**Task description**. Return every record verbatim, omitting all pictures.

**Data for this task**.

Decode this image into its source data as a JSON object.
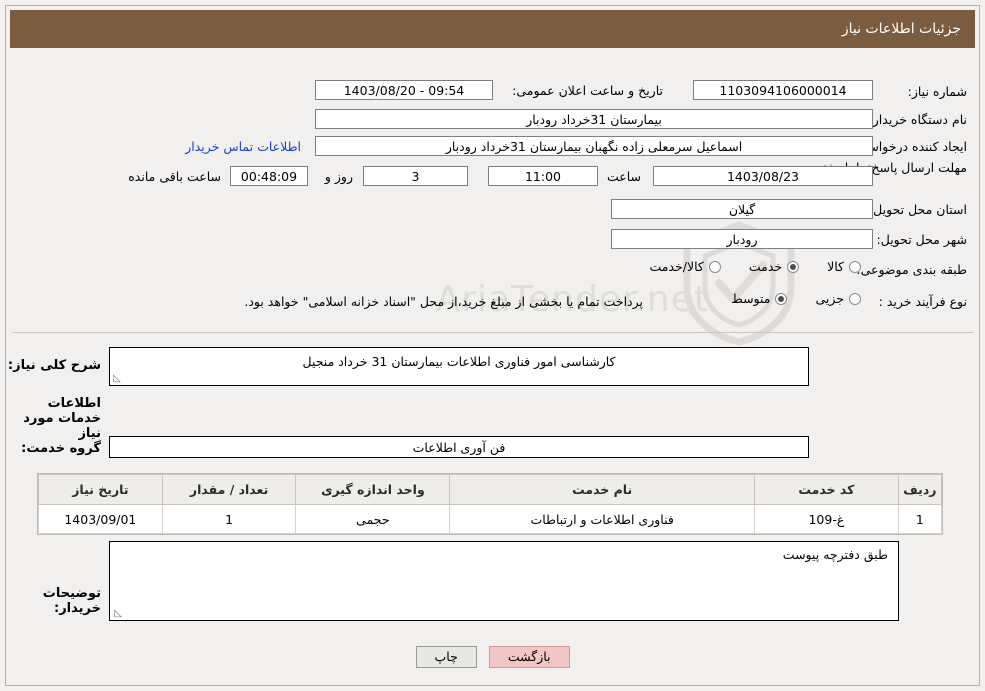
{
  "header": {
    "title": "جزئیات اطلاعات نیاز"
  },
  "watermark": {
    "text": "AriaTender.net"
  },
  "details": {
    "need_number_label": "شماره نیاز:",
    "need_number_value": "1103094106000014",
    "announce_datetime_label": "تاریخ و ساعت اعلان عمومی:",
    "announce_datetime_value": "1403/08/20 - 09:54",
    "buyer_org_label": "نام دستگاه خریدار:",
    "buyer_org_value": "بیمارستان 31خرداد رودبار",
    "requester_label": "ایجاد کننده درخواست:",
    "requester_value": "اسماعیل سرمعلی زاده نگهبان بیمارستان 31خرداد رودبار",
    "contact_link": "اطلاعات تماس خریدار",
    "deadline_label": "مهلت ارسال پاسخ: تا تاریخ:",
    "deadline_date": "1403/08/23",
    "hour_label": "ساعت",
    "deadline_hour": "11:00",
    "days_value": "3",
    "days_label": "روز و",
    "remaining_time": "00:48:09",
    "remaining_label": "ساعت باقی مانده",
    "province_label": "استان محل تحویل:",
    "province_value": "گیلان",
    "city_label": "شهر محل تحویل:",
    "city_value": "رودبار",
    "category_label": "طبقه بندی موضوعی:",
    "category_options": [
      {
        "label": "کالا",
        "checked": false
      },
      {
        "label": "خدمت",
        "checked": true
      },
      {
        "label": "کالا/خدمت",
        "checked": false
      }
    ],
    "purchase_type_label": "نوع فرآیند خرید :",
    "purchase_type_options": [
      {
        "label": "جزیی",
        "checked": false
      },
      {
        "label": "متوسط",
        "checked": true
      }
    ],
    "purchase_note": "پرداخت تمام یا بخشی از مبلغ خرید،از محل \"اسناد خزانه اسلامی\" خواهد بود."
  },
  "middle": {
    "general_desc_label": "شرح کلی نیاز:",
    "general_desc_value": "کارشناسی امور فناوری اطلاعات بیمارستان 31 خرداد منجیل",
    "services_info_title": "اطلاعات خدمات مورد نیاز",
    "service_group_label": "گروه خدمت:",
    "service_group_value": "فن آوری اطلاعات"
  },
  "table": {
    "headers": [
      "ردیف",
      "کد خدمت",
      "نام خدمت",
      "واحد اندازه گیری",
      "تعداد / مقدار",
      "تاریخ نیاز"
    ],
    "rows": [
      {
        "row": "1",
        "code": "غ-109",
        "name": "فناوری اطلاعات و ارتباطات",
        "unit": "حجمی",
        "qty": "1",
        "date": "1403/09/01"
      }
    ]
  },
  "buyer_desc": {
    "label": "توضیحات خریدار:",
    "value": "طبق دفترچه پیوست"
  },
  "footer": {
    "print_label": "چاپ",
    "back_label": "بازگشت"
  }
}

**Written solution**.
Decode this image into its source data as a JSON object.
{
  "header": {
    "title": "جزئیات اطلاعات نیاز"
  },
  "watermark": {
    "text": "AriaTender.net"
  },
  "details": {
    "need_number_label": "شماره نیاز:",
    "need_number_value": "1103094106000014",
    "announce_datetime_label": "تاریخ و ساعت اعلان عمومی:",
    "announce_datetime_value": "1403/08/20 - 09:54",
    "buyer_org_label": "نام دستگاه خریدار:",
    "buyer_org_value": "بیمارستان 31خرداد رودبار",
    "requester_label": "ایجاد کننده درخواست:",
    "requester_value": "اسماعیل سرمعلی زاده نگهبان بیمارستان 31خرداد رودبار",
    "contact_link": "اطلاعات تماس خریدار",
    "deadline_label": "مهلت ارسال پاسخ: تا تاریخ:",
    "deadline_date": "1403/08/23",
    "hour_label": "ساعت",
    "deadline_hour": "11:00",
    "days_value": "3",
    "days_label": "روز و",
    "remaining_time": "00:48:09",
    "remaining_label": "ساعت باقی مانده",
    "province_label": "استان محل تحویل:",
    "province_value": "گیلان",
    "city_label": "شهر محل تحویل:",
    "city_value": "رودبار",
    "category_label": "طبقه بندی موضوعی:",
    "category_options": [
      {
        "label": "کالا",
        "checked": false
      },
      {
        "label": "خدمت",
        "checked": true
      },
      {
        "label": "کالا/خدمت",
        "checked": false
      }
    ],
    "purchase_type_label": "نوع فرآیند خرید :",
    "purchase_type_options": [
      {
        "label": "جزیی",
        "checked": false
      },
      {
        "label": "متوسط",
        "checked": true
      }
    ],
    "purchase_note": "پرداخت تمام یا بخشی از مبلغ خرید،از محل \"اسناد خزانه اسلامی\" خواهد بود."
  },
  "middle": {
    "general_desc_label": "شرح کلی نیاز:",
    "general_desc_value": "کارشناسی امور فناوری اطلاعات بیمارستان 31 خرداد منجیل",
    "services_info_title": "اطلاعات خدمات مورد نیاز",
    "service_group_label": "گروه خدمت:",
    "service_group_value": "فن آوری اطلاعات"
  },
  "table": {
    "headers": [
      "ردیف",
      "کد خدمت",
      "نام خدمت",
      "واحد اندازه گیری",
      "تعداد / مقدار",
      "تاریخ نیاز"
    ],
    "rows": [
      {
        "row": "1",
        "code": "غ-109",
        "name": "فناوری اطلاعات و ارتباطات",
        "unit": "حجمی",
        "qty": "1",
        "date": "1403/09/01"
      }
    ]
  },
  "buyer_desc": {
    "label": "توضیحات خریدار:",
    "value": "طبق دفترچه پیوست"
  },
  "footer": {
    "print_label": "چاپ",
    "back_label": "بازگشت"
  }
}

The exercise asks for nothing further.